(RECORDS SHOWN Opens)
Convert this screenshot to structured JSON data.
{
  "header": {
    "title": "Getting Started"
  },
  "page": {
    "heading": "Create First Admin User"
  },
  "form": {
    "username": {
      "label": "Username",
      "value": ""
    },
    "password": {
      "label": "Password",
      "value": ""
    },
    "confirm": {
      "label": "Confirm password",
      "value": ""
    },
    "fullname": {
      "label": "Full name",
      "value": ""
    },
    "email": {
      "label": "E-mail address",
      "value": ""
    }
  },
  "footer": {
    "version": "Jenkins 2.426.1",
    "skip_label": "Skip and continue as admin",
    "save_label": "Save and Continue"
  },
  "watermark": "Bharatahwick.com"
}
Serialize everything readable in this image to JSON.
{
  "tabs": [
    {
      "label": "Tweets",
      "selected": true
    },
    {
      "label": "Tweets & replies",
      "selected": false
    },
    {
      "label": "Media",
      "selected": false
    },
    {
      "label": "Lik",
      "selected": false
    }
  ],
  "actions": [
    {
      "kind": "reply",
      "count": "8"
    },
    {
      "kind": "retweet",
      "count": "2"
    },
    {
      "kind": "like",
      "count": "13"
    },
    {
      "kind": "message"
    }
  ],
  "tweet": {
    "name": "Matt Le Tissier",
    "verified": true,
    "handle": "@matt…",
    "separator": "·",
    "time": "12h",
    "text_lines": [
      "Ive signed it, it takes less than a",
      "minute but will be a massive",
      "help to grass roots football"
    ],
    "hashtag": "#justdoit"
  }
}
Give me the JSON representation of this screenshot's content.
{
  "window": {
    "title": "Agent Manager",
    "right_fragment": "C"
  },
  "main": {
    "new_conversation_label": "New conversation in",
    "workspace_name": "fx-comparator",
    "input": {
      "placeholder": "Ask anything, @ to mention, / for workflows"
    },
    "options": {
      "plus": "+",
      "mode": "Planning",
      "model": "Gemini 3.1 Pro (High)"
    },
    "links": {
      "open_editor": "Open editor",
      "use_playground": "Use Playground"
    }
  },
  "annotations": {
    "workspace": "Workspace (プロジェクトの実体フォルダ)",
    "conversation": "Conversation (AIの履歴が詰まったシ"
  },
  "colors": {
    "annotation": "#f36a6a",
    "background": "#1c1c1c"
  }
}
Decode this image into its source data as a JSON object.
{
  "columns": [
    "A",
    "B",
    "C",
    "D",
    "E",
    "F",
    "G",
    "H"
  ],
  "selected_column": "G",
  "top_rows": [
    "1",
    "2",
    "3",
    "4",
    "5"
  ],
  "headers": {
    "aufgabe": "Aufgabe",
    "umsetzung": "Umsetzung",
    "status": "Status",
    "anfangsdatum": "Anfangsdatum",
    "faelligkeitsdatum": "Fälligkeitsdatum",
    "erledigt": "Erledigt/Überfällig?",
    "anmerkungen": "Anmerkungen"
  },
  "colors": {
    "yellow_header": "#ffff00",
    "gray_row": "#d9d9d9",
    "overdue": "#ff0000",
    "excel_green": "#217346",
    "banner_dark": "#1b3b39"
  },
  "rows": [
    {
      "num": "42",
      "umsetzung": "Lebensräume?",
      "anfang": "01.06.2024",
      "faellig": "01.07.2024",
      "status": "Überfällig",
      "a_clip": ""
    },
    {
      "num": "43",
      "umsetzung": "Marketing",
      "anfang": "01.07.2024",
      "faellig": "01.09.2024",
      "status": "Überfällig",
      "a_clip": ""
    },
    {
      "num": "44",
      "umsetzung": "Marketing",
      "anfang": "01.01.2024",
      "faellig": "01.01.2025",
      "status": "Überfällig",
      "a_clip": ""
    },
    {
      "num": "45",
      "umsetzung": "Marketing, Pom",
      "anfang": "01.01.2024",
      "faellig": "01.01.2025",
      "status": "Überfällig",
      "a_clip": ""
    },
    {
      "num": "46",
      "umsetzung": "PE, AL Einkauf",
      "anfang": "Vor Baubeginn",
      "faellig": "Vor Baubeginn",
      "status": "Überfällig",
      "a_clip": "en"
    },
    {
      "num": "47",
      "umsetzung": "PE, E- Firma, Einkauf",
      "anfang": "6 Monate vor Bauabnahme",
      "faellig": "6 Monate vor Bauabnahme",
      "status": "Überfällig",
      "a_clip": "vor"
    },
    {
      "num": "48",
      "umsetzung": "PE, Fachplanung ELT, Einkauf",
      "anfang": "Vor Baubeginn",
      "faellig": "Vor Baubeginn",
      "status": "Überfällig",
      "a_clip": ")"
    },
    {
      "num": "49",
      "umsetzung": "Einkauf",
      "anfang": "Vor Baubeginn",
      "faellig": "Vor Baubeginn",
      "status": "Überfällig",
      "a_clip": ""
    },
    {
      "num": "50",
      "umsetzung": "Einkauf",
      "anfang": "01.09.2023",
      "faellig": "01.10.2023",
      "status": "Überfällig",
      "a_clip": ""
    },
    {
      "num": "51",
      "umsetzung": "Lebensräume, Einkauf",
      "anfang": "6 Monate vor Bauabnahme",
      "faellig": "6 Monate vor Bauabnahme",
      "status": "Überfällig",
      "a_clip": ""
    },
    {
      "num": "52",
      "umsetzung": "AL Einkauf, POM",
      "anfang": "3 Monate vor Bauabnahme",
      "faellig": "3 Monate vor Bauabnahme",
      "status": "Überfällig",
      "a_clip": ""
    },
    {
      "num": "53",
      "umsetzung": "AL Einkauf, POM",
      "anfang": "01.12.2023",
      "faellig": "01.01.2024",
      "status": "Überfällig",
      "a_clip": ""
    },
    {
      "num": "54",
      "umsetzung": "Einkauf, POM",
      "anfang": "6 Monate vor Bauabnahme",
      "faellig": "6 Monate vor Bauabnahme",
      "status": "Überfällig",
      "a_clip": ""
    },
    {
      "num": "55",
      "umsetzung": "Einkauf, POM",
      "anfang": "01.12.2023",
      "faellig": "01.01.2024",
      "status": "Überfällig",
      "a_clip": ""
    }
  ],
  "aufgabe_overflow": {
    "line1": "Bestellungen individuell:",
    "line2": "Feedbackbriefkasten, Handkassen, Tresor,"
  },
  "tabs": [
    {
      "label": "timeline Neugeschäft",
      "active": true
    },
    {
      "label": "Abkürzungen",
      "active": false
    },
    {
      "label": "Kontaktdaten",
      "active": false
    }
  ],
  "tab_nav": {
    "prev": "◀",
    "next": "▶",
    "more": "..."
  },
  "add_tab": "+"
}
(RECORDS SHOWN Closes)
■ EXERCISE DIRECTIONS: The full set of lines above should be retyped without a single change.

■ TASK ANSWER:
Convert this screenshot to structured JSON data.
{
  "header": {
    "title": "Getting Started"
  },
  "page": {
    "heading": "Create First Admin User"
  },
  "form": {
    "username": {
      "label": "Username",
      "value": ""
    },
    "password": {
      "label": "Password",
      "value": ""
    },
    "confirm": {
      "label": "Confirm password",
      "value": ""
    },
    "fullname": {
      "label": "Full name",
      "value": ""
    },
    "email": {
      "label": "E-mail address",
      "value": ""
    }
  },
  "footer": {
    "version": "Jenkins 2.426.1",
    "skip_label": "Skip and continue as admin",
    "save_label": "Save and Continue"
  },
  "watermark": "Bharatahwick.com"
}
Serialize everything readable in this image to JSON.
{
  "tabs": [
    {
      "label": "Tweets",
      "selected": true
    },
    {
      "label": "Tweets & replies",
      "selected": false
    },
    {
      "label": "Media",
      "selected": false
    },
    {
      "label": "Lik",
      "selected": false
    }
  ],
  "actions": [
    {
      "kind": "reply",
      "count": "8"
    },
    {
      "kind": "retweet",
      "count": "2"
    },
    {
      "kind": "like",
      "count": "13"
    },
    {
      "kind": "message"
    }
  ],
  "tweet": {
    "name": "Matt Le Tissier",
    "verified": true,
    "handle": "@matt…",
    "separator": "·",
    "time": "12h",
    "text_lines": [
      "Ive signed it, it takes less than a",
      "minute but will be a massive",
      "help to grass roots football"
    ],
    "hashtag": "#justdoit"
  }
}
Give me the JSON representation of this screenshot's content.
{
  "window": {
    "title": "Agent Manager",
    "right_fragment": "C"
  },
  "main": {
    "new_conversation_label": "New conversation in",
    "workspace_name": "fx-comparator",
    "input": {
      "placeholder": "Ask anything, @ to mention, / for workflows"
    },
    "options": {
      "plus": "+",
      "mode": "Planning",
      "model": "Gemini 3.1 Pro (High)"
    },
    "links": {
      "open_editor": "Open editor",
      "use_playground": "Use Playground"
    }
  },
  "annotations": {
    "workspace": "Workspace (プロジェクトの実体フォルダ)",
    "conversation": "Conversation (AIの履歴が詰まったシ"
  },
  "colors": {
    "annotation": "#f36a6a",
    "background": "#1c1c1c"
  }
}
Decode this image into its source data as a JSON object.
{
  "columns": [
    "A",
    "B",
    "C",
    "D",
    "E",
    "F",
    "G",
    "H"
  ],
  "selected_column": "G",
  "top_rows": [
    "1",
    "2",
    "3",
    "4",
    "5"
  ],
  "headers": {
    "aufgabe": "Aufgabe",
    "umsetzung": "Umsetzung",
    "status": "Status",
    "anfangsdatum": "Anfangsdatum",
    "faelligkeitsdatum": "Fälligkeitsdatum",
    "erledigt": "Erledigt/Überfällig?",
    "anmerkungen": "Anmerkungen"
  },
  "colors": {
    "yellow_header": "#ffff00",
    "gray_row": "#d9d9d9",
    "overdue": "#ff0000",
    "excel_green": "#217346",
    "banner_dark": "#1b3b39"
  },
  "rows": [
    {
      "num": "42",
      "umsetzung": "Lebensräume?",
      "anfang": "01.06.2024",
      "faellig": "01.07.2024",
      "status": "Überfällig",
      "a_clip": ""
    },
    {
      "num": "43",
      "umsetzung": "Marketing",
      "anfang": "01.07.2024",
      "faellig": "01.09.2024",
      "status": "Überfällig",
      "a_clip": ""
    },
    {
      "num": "44",
      "umsetzung": "Marketing",
      "anfang": "01.01.2024",
      "faellig": "01.01.2025",
      "status": "Überfällig",
      "a_clip": ""
    },
    {
      "num": "45",
      "umsetzung": "Marketing, Pom",
      "anfang": "01.01.2024",
      "faellig": "01.01.2025",
      "status": "Überfällig",
      "a_clip": ""
    },
    {
      "num": "46",
      "umsetzung": "PE, AL Einkauf",
      "anfang": "Vor Baubeginn",
      "faellig": "Vor Baubeginn",
      "status": "Überfällig",
      "a_clip": "en"
    },
    {
      "num": "47",
      "umsetzung": "PE, E- Firma, Einkauf",
      "anfang": "6 Monate vor Bauabnahme",
      "faellig": "6 Monate vor Bauabnahme",
      "status": "Überfällig",
      "a_clip": "vor"
    },
    {
      "num": "48",
      "umsetzung": "PE, Fachplanung ELT, Einkauf",
      "anfang": "Vor Baubeginn",
      "faellig": "Vor Baubeginn",
      "status": "Überfällig",
      "a_clip": ")"
    },
    {
      "num": "49",
      "umsetzung": "Einkauf",
      "anfang": "Vor Baubeginn",
      "faellig": "Vor Baubeginn",
      "status": "Überfällig",
      "a_clip": ""
    },
    {
      "num": "50",
      "umsetzung": "Einkauf",
      "anfang": "01.09.2023",
      "faellig": "01.10.2023",
      "status": "Überfällig",
      "a_clip": ""
    },
    {
      "num": "51",
      "umsetzung": "Lebensräume, Einkauf",
      "anfang": "6 Monate vor Bauabnahme",
      "faellig": "6 Monate vor Bauabnahme",
      "status": "Überfällig",
      "a_clip": ""
    },
    {
      "num": "52",
      "umsetzung": "AL Einkauf, POM",
      "anfang": "3 Monate vor Bauabnahme",
      "faellig": "3 Monate vor Bauabnahme",
      "status": "Überfällig",
      "a_clip": ""
    },
    {
      "num": "53",
      "umsetzung": "AL Einkauf, POM",
      "anfang": "01.12.2023",
      "faellig": "01.01.2024",
      "status": "Überfällig",
      "a_clip": ""
    },
    {
      "num": "54",
      "umsetzung": "Einkauf, POM",
      "anfang": "6 Monate vor Bauabnahme",
      "faellig": "6 Monate vor Bauabnahme",
      "status": "Überfällig",
      "a_clip": ""
    },
    {
      "num": "55",
      "umsetzung": "Einkauf, POM",
      "anfang": "01.12.2023",
      "faellig": "01.01.2024",
      "status": "Überfällig",
      "a_clip": ""
    }
  ],
  "aufgabe_overflow": {
    "line1": "Bestellungen individuell:",
    "line2": "Feedbackbriefkasten, Handkassen, Tresor,"
  },
  "tabs": [
    {
      "label": "timeline Neugeschäft",
      "active": true
    },
    {
      "label": "Abkürzungen",
      "active": false
    },
    {
      "label": "Kontaktdaten",
      "active": false
    }
  ],
  "tab_nav": {
    "prev": "◀",
    "next": "▶",
    "more": "..."
  },
  "add_tab": "+"
}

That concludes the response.